“Four Years!” said a student who twisted his arm around his leg and bound hands for the first time.
I was SO happy he said that out loud. It was a brilliant reminder to all of us that change is often a slow burn. Persistent dedication even when tangible results are absent.
Instead, it’s so easy to compare ourselves with others’ timelines. Have you ever seen someone come in on their first day and do something that you’ve been working at for years?! I’ll never forget seeing a brand new student rock a clean jump-back to chatturunga on his first day. LIKE HOW FAIR IS THAT?!
When we compare ourselves to other people, we disrespect the lessons our own body and experience is offering to show us. It’s our inability to listen, when we’re clouded by aparigraha, grasping. We miss our own present opportunities lusting after others. The wanting that never stops. Never mind the lessons they are working on. Why can’t I float like Laruga Glaser?! If only I were (fill in the blank.) Postures might come more easily to some, but we all have our own lessons to solve. Misidentifying ourselves with our bodies is a textbook classic. One of our innate distractions that stunts growth. Forgetting that we already have the perfect mind and body to explore, ready for our own dissection. If only we could quit wasting time measuring our own progress next to someone else’s. Wouldn’t it be so much more productive to discover who we are? To spend time wondering how and why we do things? Wouldn’t that provide some peace? Knowing who we are rather than who we think someone else is?
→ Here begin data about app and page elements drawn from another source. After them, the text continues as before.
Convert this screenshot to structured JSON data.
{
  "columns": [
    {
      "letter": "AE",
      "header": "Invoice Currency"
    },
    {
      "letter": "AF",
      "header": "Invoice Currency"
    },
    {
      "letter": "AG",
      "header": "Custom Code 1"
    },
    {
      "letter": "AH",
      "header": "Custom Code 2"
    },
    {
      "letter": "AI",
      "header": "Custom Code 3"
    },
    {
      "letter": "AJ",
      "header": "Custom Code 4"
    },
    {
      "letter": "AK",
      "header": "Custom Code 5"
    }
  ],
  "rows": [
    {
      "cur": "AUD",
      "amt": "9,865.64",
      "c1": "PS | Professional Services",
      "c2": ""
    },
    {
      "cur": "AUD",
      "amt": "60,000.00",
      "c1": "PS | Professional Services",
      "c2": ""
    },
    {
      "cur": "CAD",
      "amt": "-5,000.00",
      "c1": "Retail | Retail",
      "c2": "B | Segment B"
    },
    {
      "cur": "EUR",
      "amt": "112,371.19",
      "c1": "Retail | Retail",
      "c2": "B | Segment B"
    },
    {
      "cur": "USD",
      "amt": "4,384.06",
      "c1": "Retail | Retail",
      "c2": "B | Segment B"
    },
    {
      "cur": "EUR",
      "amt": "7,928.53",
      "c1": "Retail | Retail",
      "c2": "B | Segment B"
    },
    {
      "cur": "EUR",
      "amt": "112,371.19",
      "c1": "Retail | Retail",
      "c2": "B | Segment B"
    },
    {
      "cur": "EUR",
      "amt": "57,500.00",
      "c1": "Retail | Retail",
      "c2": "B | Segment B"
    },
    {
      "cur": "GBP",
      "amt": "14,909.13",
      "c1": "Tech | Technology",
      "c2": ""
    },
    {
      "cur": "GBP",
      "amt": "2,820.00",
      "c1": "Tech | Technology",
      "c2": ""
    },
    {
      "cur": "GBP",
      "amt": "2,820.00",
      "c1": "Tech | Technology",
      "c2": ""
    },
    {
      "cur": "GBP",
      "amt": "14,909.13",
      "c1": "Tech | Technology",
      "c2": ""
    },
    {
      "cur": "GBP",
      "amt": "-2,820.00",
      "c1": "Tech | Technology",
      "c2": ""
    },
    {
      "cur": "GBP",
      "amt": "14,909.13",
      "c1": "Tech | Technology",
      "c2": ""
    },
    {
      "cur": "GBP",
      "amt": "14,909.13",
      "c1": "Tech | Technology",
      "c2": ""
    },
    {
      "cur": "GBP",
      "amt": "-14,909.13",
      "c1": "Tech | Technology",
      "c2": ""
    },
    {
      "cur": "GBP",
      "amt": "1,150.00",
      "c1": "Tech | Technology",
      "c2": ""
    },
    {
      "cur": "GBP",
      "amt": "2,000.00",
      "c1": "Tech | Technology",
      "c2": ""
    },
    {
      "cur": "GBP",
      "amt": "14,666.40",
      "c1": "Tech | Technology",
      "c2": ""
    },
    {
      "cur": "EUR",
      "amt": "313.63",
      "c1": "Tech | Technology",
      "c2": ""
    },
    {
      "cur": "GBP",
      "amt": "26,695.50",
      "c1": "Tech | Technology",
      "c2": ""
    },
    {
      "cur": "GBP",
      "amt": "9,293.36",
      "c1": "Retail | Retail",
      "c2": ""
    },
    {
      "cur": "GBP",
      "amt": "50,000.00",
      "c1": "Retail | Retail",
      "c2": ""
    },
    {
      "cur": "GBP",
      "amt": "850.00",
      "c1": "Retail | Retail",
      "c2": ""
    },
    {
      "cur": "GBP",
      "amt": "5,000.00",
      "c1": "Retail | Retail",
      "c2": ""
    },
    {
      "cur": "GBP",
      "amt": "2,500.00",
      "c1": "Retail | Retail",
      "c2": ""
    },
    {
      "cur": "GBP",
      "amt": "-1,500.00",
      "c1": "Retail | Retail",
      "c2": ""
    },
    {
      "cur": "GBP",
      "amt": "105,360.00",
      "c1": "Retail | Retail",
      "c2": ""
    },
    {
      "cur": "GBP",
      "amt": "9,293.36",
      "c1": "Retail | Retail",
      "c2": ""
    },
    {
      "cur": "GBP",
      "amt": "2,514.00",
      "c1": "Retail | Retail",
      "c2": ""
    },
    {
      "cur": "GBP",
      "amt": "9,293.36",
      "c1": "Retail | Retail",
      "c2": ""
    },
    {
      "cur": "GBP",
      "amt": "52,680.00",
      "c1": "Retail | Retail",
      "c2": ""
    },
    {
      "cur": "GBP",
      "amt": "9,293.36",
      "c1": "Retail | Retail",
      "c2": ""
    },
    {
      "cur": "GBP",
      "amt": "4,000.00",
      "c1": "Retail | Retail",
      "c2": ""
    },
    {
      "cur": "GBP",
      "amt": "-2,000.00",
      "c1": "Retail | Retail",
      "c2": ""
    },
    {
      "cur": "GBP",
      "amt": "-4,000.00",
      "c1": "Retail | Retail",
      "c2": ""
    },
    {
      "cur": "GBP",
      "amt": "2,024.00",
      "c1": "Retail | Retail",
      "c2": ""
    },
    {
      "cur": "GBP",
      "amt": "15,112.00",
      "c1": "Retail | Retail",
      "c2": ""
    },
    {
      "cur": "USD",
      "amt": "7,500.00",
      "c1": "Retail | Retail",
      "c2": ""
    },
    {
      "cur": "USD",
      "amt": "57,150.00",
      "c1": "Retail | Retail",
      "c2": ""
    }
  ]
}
In One Simple Thing A New Look at the Science of Yoga and How it Can Transform Your Life Eddie Stern says,
“The initial effects of practice are like picking low-hanging fruit. Within the first few weeks or months we see change. But then we have to stick with it over many years to get to the deeper levels of our habitual patterns. To uproot recurrent behavior patterns takes work…As we get used to paying attention and become sensitive to what is happening in our minds, we can develop the ability to step back and take a look at ourselves, and identify what the causes might be…Yoga and meditation practice are meant to show us clearly how we are behaving and reacting and provide us with options for being responsive in a more constructive way…When we are ready to start working deeper, the yamas and the second limb of niyamas become the typical next steps of a yoga practice.” (110-111).
It’s a natural progression to search for a deeper context of this practice. You realize, oh! Ashtanga means eight limbs. What are they? Best yet, the first two, yamas and niyamas, give us lifestyle guidelines. Ones that aren’t particularly surprising yet identify the moral highlights that breed a less tumultuous life. So you might read about the Yamas and Niyamas or pick up one of the books at the studio. If the physical postures are the bait, then why I am I fishing? Can this give me a deeper context into who I think I am and where I belong in the world? It certainly has the potential to with some study and searching. So many books have been written about this, teachers who have been teaching for 30+ years acting as living examples of this. It personally inspires me to strive for THIS.
The Yoga Sutras of Patanjali state,
“Practice becomes firmly grounded when well attended to for a long time, without break and in all earnestness.” (I.14)
No quick fix. Think of the time you’ve spent in certain patterns. How many hours or years have you spent at a desk, driving your car, victimizing yourself or guilt ridden? Patterns are hard to break. Your hour or two practice needs to transcend the rest of your day to chip at your own evolution. You might catch yourself at your desk and say, hmmm perhaps I shouldn’t sit like Santa OR you reflect on how you yelled at your husband instead of calmly explaining your point of view (no personal experience here.)
And boy oh boy do I LOVE RULES! They are a few of my favorite things. I love baking for the instructions. Measure, sift, mix…you get a cake. Go to school, study…receive a degree. Date, get married…have a….wait nope not yet.
I really thought Ashtanga was this way too. You follow this set sequence and MAGIC, it all comes along! I think the magic really lies in our ability to listen and adapt to what we need; to appreciate the brilliance of the sequence without worshiping it. Using the rubric to teach us how our body works and where we don’t even know how to use it yet. Have you tried a pose and noticed, WHOA! I can’t even move that part of my body…how interesting. Maybe with practice I’ll learn. More importantly though, it can teach us where we are distracted or just plain brain dead. Caught in a mental loop of rusty thoughts that keep us mistaking them for truth.
Just remember that when progress is no longer linear, when you feel like your life is in a rut. PRACTICE. You’re never the same even when you think you are. Who knows when that bind will surprise you or when you can finally let that self-limiting thought go.